**DATA:**
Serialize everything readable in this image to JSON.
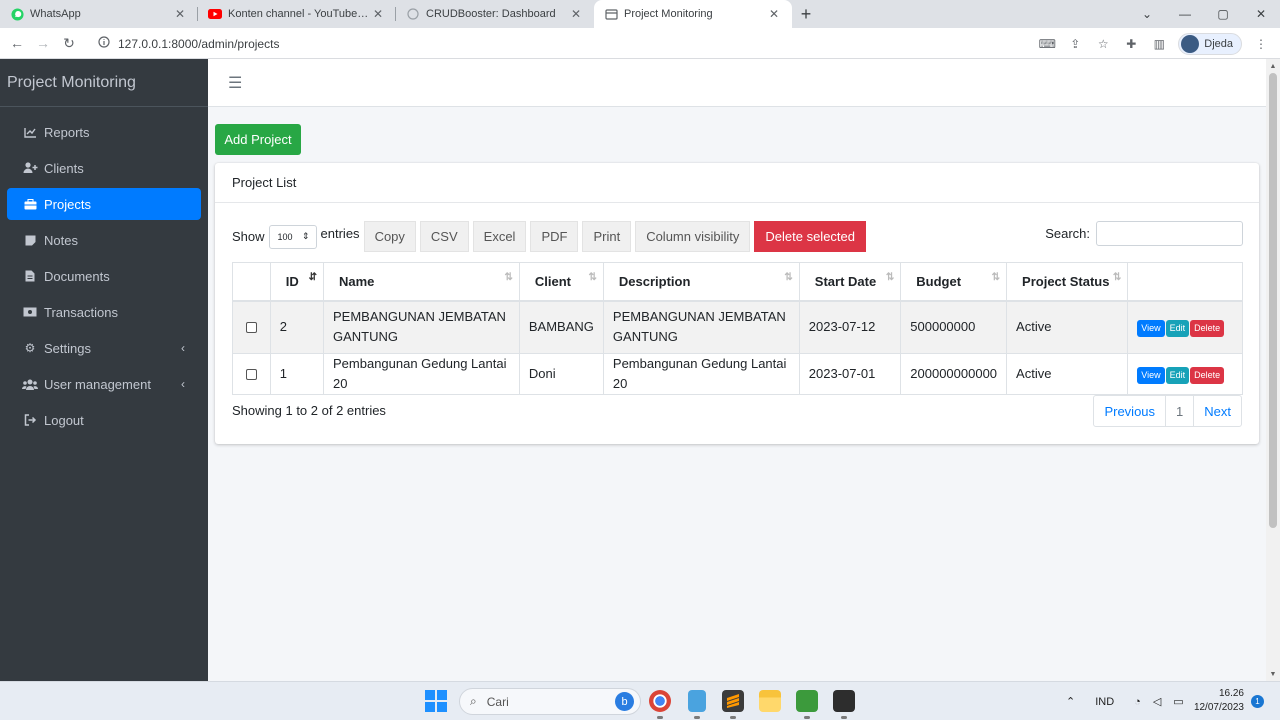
{
  "browser": {
    "tabs": [
      {
        "title": "WhatsApp",
        "active": false
      },
      {
        "title": "Konten channel - YouTube Studio",
        "active": false
      },
      {
        "title": "CRUDBooster: Dashboard",
        "active": false
      },
      {
        "title": "Project Monitoring",
        "active": true
      }
    ],
    "url": "127.0.0.1:8000/admin/projects",
    "profile_name": "Djeda"
  },
  "sidebar": {
    "brand": "Project Monitoring",
    "items": [
      {
        "label": "Reports",
        "icon": "chart-line-icon"
      },
      {
        "label": "Clients",
        "icon": "user-plus-icon"
      },
      {
        "label": "Projects",
        "icon": "briefcase-icon",
        "active": true
      },
      {
        "label": "Notes",
        "icon": "sticky-note-icon"
      },
      {
        "label": "Documents",
        "icon": "file-icon"
      },
      {
        "label": "Transactions",
        "icon": "money-bill-icon"
      },
      {
        "label": "Settings",
        "icon": "cog-icon",
        "submenu": true
      },
      {
        "label": "User management",
        "icon": "users-icon",
        "submenu": true
      },
      {
        "label": "Logout",
        "icon": "sign-out-icon"
      }
    ]
  },
  "main": {
    "add_button": "Add Project",
    "card_title": "Project List",
    "show_label": "Show",
    "page_length": "100",
    "entries_label": "entries",
    "export_buttons": [
      "Copy",
      "CSV",
      "Excel",
      "PDF",
      "Print",
      "Column visibility"
    ],
    "delete_selected": "Delete selected",
    "search_label": "Search:",
    "search_value": "",
    "columns": [
      "ID",
      "Name",
      "Client",
      "Description",
      "Start Date",
      "Budget",
      "Project Status"
    ],
    "rows": [
      {
        "id": "2",
        "name": "PEMBANGUNAN JEMBATAN GANTUNG",
        "client": "BAMBANG",
        "description": "PEMBANGUNAN JEMBATAN GANTUNG",
        "start_date": "2023-07-12",
        "budget": "500000000",
        "status": "Active"
      },
      {
        "id": "1",
        "name": "Pembangunan Gedung Lantai 20",
        "client": "Doni",
        "description": "Pembangunan Gedung Lantai 20",
        "start_date": "2023-07-01",
        "budget": "200000000000",
        "status": "Active"
      }
    ],
    "row_actions": {
      "view": "View",
      "edit": "Edit",
      "delete": "Delete"
    },
    "info": "Showing 1 to 2 of 2 entries",
    "pagination": {
      "previous": "Previous",
      "current": "1",
      "next": "Next"
    }
  },
  "taskbar": {
    "search_placeholder": "Cari",
    "language": "IND",
    "time": "16.26",
    "date": "12/07/2023",
    "notifications": "1"
  },
  "colors": {
    "sidebar_bg": "#343a40",
    "primary": "#007bff",
    "success": "#28a745",
    "danger": "#dc3545",
    "info": "#17a2b8"
  }
}
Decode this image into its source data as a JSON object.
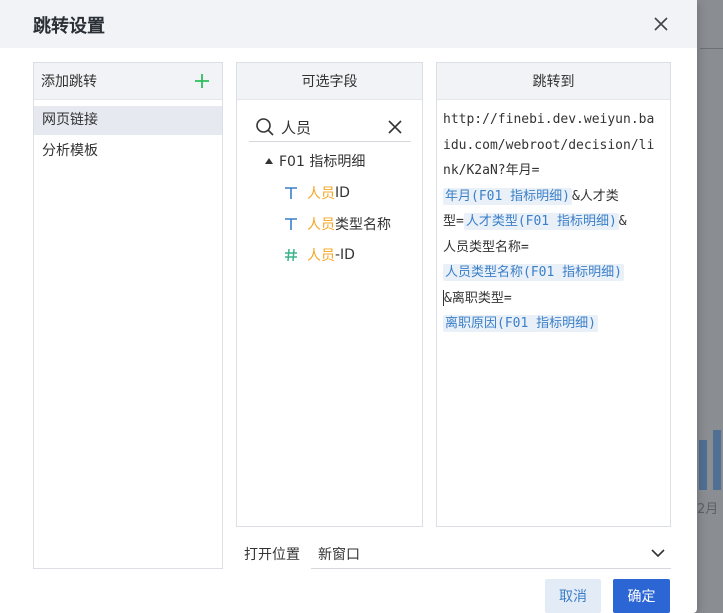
{
  "dialog": {
    "title": "跳转设置",
    "close_icon": "close-icon"
  },
  "left_panel": {
    "header": "添加跳转",
    "add_icon": "plus-icon",
    "accent": "#2dbf5f",
    "items": [
      {
        "label": "网页链接",
        "active": true
      },
      {
        "label": "分析模板",
        "active": false
      }
    ]
  },
  "middle_panel": {
    "header": "可选字段",
    "search": {
      "value": "人员",
      "icon": "search-icon",
      "clear_icon": "close-icon"
    },
    "group": {
      "label": "F01 指标明细",
      "icon": "caret-up-icon"
    },
    "fields": [
      {
        "icon": "text-type-icon",
        "match": "人员",
        "rest": "ID"
      },
      {
        "icon": "text-type-icon",
        "match": "人员",
        "rest": "类型名称"
      },
      {
        "icon": "number-type-icon",
        "match": "人员",
        "rest": "-ID"
      }
    ],
    "highlight_color": "#f5a623",
    "number_icon_color": "#3bb38a",
    "text_icon_color": "#3b7fc8"
  },
  "right_panel": {
    "header": "跳转到",
    "url_lines": [
      "http://finebi.dev.weiyun.ba",
      "idu.com/webroot/decision/li",
      "nk/K2aN?年月="
    ],
    "chips": [
      {
        "label": "年月(F01 指标明细)",
        "after": "&人才类"
      },
      {
        "before": "型=",
        "label": "人才类型(F01 指标明细)",
        "after": "&"
      },
      {
        "before": "人员类型名称=",
        "label": "人员类型名称(F01 指标明细)",
        "after": ""
      },
      {
        "before": "&离职类型=",
        "label": "离职原因(F01 指标明细)",
        "after": ""
      }
    ],
    "chip_color": "#3b7fc8",
    "chip_bg": "#e9f0f8"
  },
  "open_position": {
    "label": "打开位置",
    "value": "新窗口",
    "icon": "chevron-down-icon"
  },
  "buttons": {
    "cancel": "取消",
    "ok": "确定",
    "ok_color": "#2c66d4"
  },
  "background": {
    "month_label": "2月"
  }
}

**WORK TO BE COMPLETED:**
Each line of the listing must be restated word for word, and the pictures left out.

**ANSWER SECTION:**
Serialize everything readable in this image to JSON.
{
  "browser": {
    "tabs": [
      {
        "title": "WhatsApp",
        "active": false
      },
      {
        "title": "Konten channel - YouTube Studio",
        "active": false
      },
      {
        "title": "CRUDBooster: Dashboard",
        "active": false
      },
      {
        "title": "Project Monitoring",
        "active": true
      }
    ],
    "url": "127.0.0.1:8000/admin/projects",
    "profile_name": "Djeda"
  },
  "sidebar": {
    "brand": "Project Monitoring",
    "items": [
      {
        "label": "Reports",
        "icon": "chart-line-icon"
      },
      {
        "label": "Clients",
        "icon": "user-plus-icon"
      },
      {
        "label": "Projects",
        "icon": "briefcase-icon",
        "active": true
      },
      {
        "label": "Notes",
        "icon": "sticky-note-icon"
      },
      {
        "label": "Documents",
        "icon": "file-icon"
      },
      {
        "label": "Transactions",
        "icon": "money-bill-icon"
      },
      {
        "label": "Settings",
        "icon": "cog-icon",
        "submenu": true
      },
      {
        "label": "User management",
        "icon": "users-icon",
        "submenu": true
      },
      {
        "label": "Logout",
        "icon": "sign-out-icon"
      }
    ]
  },
  "main": {
    "add_button": "Add Project",
    "card_title": "Project List",
    "show_label": "Show",
    "page_length": "100",
    "entries_label": "entries",
    "export_buttons": [
      "Copy",
      "CSV",
      "Excel",
      "PDF",
      "Print",
      "Column visibility"
    ],
    "delete_selected": "Delete selected",
    "search_label": "Search:",
    "search_value": "",
    "columns": [
      "ID",
      "Name",
      "Client",
      "Description",
      "Start Date",
      "Budget",
      "Project Status"
    ],
    "rows": [
      {
        "id": "2",
        "name": "PEMBANGUNAN JEMBATAN GANTUNG",
        "client": "BAMBANG",
        "description": "PEMBANGUNAN JEMBATAN GANTUNG",
        "start_date": "2023-07-12",
        "budget": "500000000",
        "status": "Active"
      },
      {
        "id": "1",
        "name": "Pembangunan Gedung Lantai 20",
        "client": "Doni",
        "description": "Pembangunan Gedung Lantai 20",
        "start_date": "2023-07-01",
        "budget": "200000000000",
        "status": "Active"
      }
    ],
    "row_actions": {
      "view": "View",
      "edit": "Edit",
      "delete": "Delete"
    },
    "info": "Showing 1 to 2 of 2 entries",
    "pagination": {
      "previous": "Previous",
      "current": "1",
      "next": "Next"
    }
  },
  "taskbar": {
    "search_placeholder": "Cari",
    "language": "IND",
    "time": "16.26",
    "date": "12/07/2023",
    "notifications": "1"
  },
  "colors": {
    "sidebar_bg": "#343a40",
    "primary": "#007bff",
    "success": "#28a745",
    "danger": "#dc3545",
    "info": "#17a2b8"
  }
}
Decode this image into its source data as a JSON object.
{
  "dialog": {
    "title": "跳转设置",
    "close_icon": "close-icon"
  },
  "left_panel": {
    "header": "添加跳转",
    "add_icon": "plus-icon",
    "accent": "#2dbf5f",
    "items": [
      {
        "label": "网页链接",
        "active": true
      },
      {
        "label": "分析模板",
        "active": false
      }
    ]
  },
  "middle_panel": {
    "header": "可选字段",
    "search": {
      "value": "人员",
      "icon": "search-icon",
      "clear_icon": "close-icon"
    },
    "group": {
      "label": "F01 指标明细",
      "icon": "caret-up-icon"
    },
    "fields": [
      {
        "icon": "text-type-icon",
        "match": "人员",
        "rest": "ID"
      },
      {
        "icon": "text-type-icon",
        "match": "人员",
        "rest": "类型名称"
      },
      {
        "icon": "number-type-icon",
        "match": "人员",
        "rest": "-ID"
      }
    ],
    "highlight_color": "#f5a623",
    "number_icon_color": "#3bb38a",
    "text_icon_color": "#3b7fc8"
  },
  "right_panel": {
    "header": "跳转到",
    "url_lines": [
      "http://finebi.dev.weiyun.ba",
      "idu.com/webroot/decision/li",
      "nk/K2aN?年月="
    ],
    "chips": [
      {
        "label": "年月(F01 指标明细)",
        "after": "&人才类"
      },
      {
        "before": "型=",
        "label": "人才类型(F01 指标明细)",
        "after": "&"
      },
      {
        "before": "人员类型名称=",
        "label": "人员类型名称(F01 指标明细)",
        "after": ""
      },
      {
        "before": "&离职类型=",
        "label": "离职原因(F01 指标明细)",
        "after": ""
      }
    ],
    "chip_color": "#3b7fc8",
    "chip_bg": "#e9f0f8"
  },
  "open_position": {
    "label": "打开位置",
    "value": "新窗口",
    "icon": "chevron-down-icon"
  },
  "buttons": {
    "cancel": "取消",
    "ok": "确定",
    "ok_color": "#2c66d4"
  },
  "background": {
    "month_label": "2月"
  }
}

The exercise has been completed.